| Problem requirements |
Reproduce the entire listing word for word.

| Information |
▶

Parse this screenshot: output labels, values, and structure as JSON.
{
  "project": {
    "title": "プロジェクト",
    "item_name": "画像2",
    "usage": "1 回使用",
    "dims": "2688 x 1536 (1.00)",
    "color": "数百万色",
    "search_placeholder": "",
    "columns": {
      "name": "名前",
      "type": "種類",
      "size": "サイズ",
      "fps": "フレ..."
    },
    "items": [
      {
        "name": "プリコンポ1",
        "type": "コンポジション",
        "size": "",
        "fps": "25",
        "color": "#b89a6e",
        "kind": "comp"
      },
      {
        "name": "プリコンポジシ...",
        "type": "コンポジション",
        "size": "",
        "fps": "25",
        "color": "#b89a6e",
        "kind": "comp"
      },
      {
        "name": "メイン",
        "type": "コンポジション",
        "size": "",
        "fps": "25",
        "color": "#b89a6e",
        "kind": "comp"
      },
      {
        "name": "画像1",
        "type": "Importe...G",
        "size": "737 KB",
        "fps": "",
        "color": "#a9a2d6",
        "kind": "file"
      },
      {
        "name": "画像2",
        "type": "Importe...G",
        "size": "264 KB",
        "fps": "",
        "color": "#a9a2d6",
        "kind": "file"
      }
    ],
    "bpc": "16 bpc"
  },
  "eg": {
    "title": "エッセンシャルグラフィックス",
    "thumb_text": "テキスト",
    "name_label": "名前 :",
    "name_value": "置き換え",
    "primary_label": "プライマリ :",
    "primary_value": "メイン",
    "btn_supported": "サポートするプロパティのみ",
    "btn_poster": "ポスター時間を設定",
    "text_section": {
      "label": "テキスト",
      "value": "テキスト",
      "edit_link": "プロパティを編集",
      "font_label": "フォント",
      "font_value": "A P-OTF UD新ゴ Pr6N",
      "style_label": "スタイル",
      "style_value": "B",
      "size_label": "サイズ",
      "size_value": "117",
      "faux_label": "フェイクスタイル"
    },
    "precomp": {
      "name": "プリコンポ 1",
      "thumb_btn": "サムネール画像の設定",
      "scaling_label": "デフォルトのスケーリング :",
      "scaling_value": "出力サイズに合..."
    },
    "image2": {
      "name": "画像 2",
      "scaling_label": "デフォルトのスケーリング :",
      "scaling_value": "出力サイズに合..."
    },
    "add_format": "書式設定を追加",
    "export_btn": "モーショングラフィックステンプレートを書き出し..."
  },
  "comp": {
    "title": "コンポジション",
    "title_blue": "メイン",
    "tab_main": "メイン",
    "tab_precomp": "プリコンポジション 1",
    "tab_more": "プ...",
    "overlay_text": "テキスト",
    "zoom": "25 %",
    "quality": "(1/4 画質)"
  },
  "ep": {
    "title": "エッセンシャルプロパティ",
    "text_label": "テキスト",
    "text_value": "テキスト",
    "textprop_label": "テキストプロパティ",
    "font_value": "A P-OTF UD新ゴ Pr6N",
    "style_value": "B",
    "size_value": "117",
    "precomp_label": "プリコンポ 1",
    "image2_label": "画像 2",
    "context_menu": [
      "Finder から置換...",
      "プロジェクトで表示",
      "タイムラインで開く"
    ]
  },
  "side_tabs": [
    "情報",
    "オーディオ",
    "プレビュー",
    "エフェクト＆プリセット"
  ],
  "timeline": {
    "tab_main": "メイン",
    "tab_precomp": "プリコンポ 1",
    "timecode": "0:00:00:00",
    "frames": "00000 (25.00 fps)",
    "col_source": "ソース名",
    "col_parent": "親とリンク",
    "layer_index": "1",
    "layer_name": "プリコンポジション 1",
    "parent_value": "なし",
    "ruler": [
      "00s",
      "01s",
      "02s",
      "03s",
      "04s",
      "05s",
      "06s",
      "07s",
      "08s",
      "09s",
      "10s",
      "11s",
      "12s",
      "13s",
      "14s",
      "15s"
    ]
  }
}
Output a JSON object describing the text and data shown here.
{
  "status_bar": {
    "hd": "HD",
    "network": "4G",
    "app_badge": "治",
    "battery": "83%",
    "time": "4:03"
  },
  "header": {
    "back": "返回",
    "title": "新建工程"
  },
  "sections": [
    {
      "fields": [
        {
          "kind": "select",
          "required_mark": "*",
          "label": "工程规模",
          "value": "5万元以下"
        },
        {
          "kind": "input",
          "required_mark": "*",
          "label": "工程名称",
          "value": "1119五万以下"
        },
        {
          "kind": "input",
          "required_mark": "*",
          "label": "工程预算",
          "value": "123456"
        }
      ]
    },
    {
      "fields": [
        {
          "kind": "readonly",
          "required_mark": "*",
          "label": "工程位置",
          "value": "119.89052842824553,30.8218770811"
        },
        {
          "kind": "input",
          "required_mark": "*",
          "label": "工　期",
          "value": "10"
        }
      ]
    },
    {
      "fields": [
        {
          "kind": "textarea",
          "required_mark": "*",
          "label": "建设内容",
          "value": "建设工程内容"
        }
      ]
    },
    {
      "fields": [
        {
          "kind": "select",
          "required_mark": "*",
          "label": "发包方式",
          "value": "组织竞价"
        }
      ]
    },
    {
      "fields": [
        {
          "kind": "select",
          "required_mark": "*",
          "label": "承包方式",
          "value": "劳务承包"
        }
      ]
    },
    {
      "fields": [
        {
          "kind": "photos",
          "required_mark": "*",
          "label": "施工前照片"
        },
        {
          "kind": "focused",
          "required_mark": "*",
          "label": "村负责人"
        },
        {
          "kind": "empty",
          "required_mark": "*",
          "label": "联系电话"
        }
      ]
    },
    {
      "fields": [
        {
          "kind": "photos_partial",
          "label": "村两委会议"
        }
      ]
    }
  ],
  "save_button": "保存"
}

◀

| Exercise solution |
Parse this screenshot: output labels, values, and structure as JSON.
{
  "project": {
    "title": "プロジェクト",
    "item_name": "画像2",
    "usage": "1 回使用",
    "dims": "2688 x 1536 (1.00)",
    "color": "数百万色",
    "search_placeholder": "",
    "columns": {
      "name": "名前",
      "type": "種類",
      "size": "サイズ",
      "fps": "フレ..."
    },
    "items": [
      {
        "name": "プリコンポ1",
        "type": "コンポジション",
        "size": "",
        "fps": "25",
        "color": "#b89a6e",
        "kind": "comp"
      },
      {
        "name": "プリコンポジシ...",
        "type": "コンポジション",
        "size": "",
        "fps": "25",
        "color": "#b89a6e",
        "kind": "comp"
      },
      {
        "name": "メイン",
        "type": "コンポジション",
        "size": "",
        "fps": "25",
        "color": "#b89a6e",
        "kind": "comp"
      },
      {
        "name": "画像1",
        "type": "Importe...G",
        "size": "737 KB",
        "fps": "",
        "color": "#a9a2d6",
        "kind": "file"
      },
      {
        "name": "画像2",
        "type": "Importe...G",
        "size": "264 KB",
        "fps": "",
        "color": "#a9a2d6",
        "kind": "file"
      }
    ],
    "bpc": "16 bpc"
  },
  "eg": {
    "title": "エッセンシャルグラフィックス",
    "thumb_text": "テキスト",
    "name_label": "名前 :",
    "name_value": "置き換え",
    "primary_label": "プライマリ :",
    "primary_value": "メイン",
    "btn_supported": "サポートするプロパティのみ",
    "btn_poster": "ポスター時間を設定",
    "text_section": {
      "label": "テキスト",
      "value": "テキスト",
      "edit_link": "プロパティを編集",
      "font_label": "フォント",
      "font_value": "A P-OTF UD新ゴ Pr6N",
      "style_label": "スタイル",
      "style_value": "B",
      "size_label": "サイズ",
      "size_value": "117",
      "faux_label": "フェイクスタイル"
    },
    "precomp": {
      "name": "プリコンポ 1",
      "thumb_btn": "サムネール画像の設定",
      "scaling_label": "デフォルトのスケーリング :",
      "scaling_value": "出力サイズに合..."
    },
    "image2": {
      "name": "画像 2",
      "scaling_label": "デフォルトのスケーリング :",
      "scaling_value": "出力サイズに合..."
    },
    "add_format": "書式設定を追加",
    "export_btn": "モーショングラフィックステンプレートを書き出し..."
  },
  "comp": {
    "title": "コンポジション",
    "title_blue": "メイン",
    "tab_main": "メイン",
    "tab_precomp": "プリコンポジション 1",
    "tab_more": "プ...",
    "overlay_text": "テキスト",
    "zoom": "25 %",
    "quality": "(1/4 画質)"
  },
  "ep": {
    "title": "エッセンシャルプロパティ",
    "text_label": "テキスト",
    "text_value": "テキスト",
    "textprop_label": "テキストプロパティ",
    "font_value": "A P-OTF UD新ゴ Pr6N",
    "style_value": "B",
    "size_value": "117",
    "precomp_label": "プリコンポ 1",
    "image2_label": "画像 2",
    "context_menu": [
      "Finder から置換...",
      "プロジェクトで表示",
      "タイムラインで開く"
    ]
  },
  "side_tabs": [
    "情報",
    "オーディオ",
    "プレビュー",
    "エフェクト＆プリセット"
  ],
  "timeline": {
    "tab_main": "メイン",
    "tab_precomp": "プリコンポ 1",
    "timecode": "0:00:00:00",
    "frames": "00000 (25.00 fps)",
    "col_source": "ソース名",
    "col_parent": "親とリンク",
    "layer_index": "1",
    "layer_name": "プリコンポジション 1",
    "parent_value": "なし",
    "ruler": [
      "00s",
      "01s",
      "02s",
      "03s",
      "04s",
      "05s",
      "06s",
      "07s",
      "08s",
      "09s",
      "10s",
      "11s",
      "12s",
      "13s",
      "14s",
      "15s"
    ]
  }
}
Output a JSON object describing the text and data shown here.
{
  "status_bar": {
    "hd": "HD",
    "network": "4G",
    "app_badge": "治",
    "battery": "83%",
    "time": "4:03"
  },
  "header": {
    "back": "返回",
    "title": "新建工程"
  },
  "sections": [
    {
      "fields": [
        {
          "kind": "select",
          "required_mark": "*",
          "label": "工程规模",
          "value": "5万元以下"
        },
        {
          "kind": "input",
          "required_mark": "*",
          "label": "工程名称",
          "value": "1119五万以下"
        },
        {
          "kind": "input",
          "required_mark": "*",
          "label": "工程预算",
          "value": "123456"
        }
      ]
    },
    {
      "fields": [
        {
          "kind": "readonly",
          "required_mark": "*",
          "label": "工程位置",
          "value": "119.89052842824553,30.8218770811"
        },
        {
          "kind": "input",
          "required_mark": "*",
          "label": "工　期",
          "value": "10"
        }
      ]
    },
    {
      "fields": [
        {
          "kind": "textarea",
          "required_mark": "*",
          "label": "建设内容",
          "value": "建设工程内容"
        }
      ]
    },
    {
      "fields": [
        {
          "kind": "select",
          "required_mark": "*",
          "label": "发包方式",
          "value": "组织竞价"
        }
      ]
    },
    {
      "fields": [
        {
          "kind": "select",
          "required_mark": "*",
          "label": "承包方式",
          "value": "劳务承包"
        }
      ]
    },
    {
      "fields": [
        {
          "kind": "photos",
          "required_mark": "*",
          "label": "施工前照片"
        },
        {
          "kind": "focused",
          "required_mark": "*",
          "label": "村负责人"
        },
        {
          "kind": "empty",
          "required_mark": "*",
          "label": "联系电话"
        }
      ]
    },
    {
      "fields": [
        {
          "kind": "photos_partial",
          "label": "村两委会议"
        }
      ]
    }
  ],
  "save_button": "保存"
}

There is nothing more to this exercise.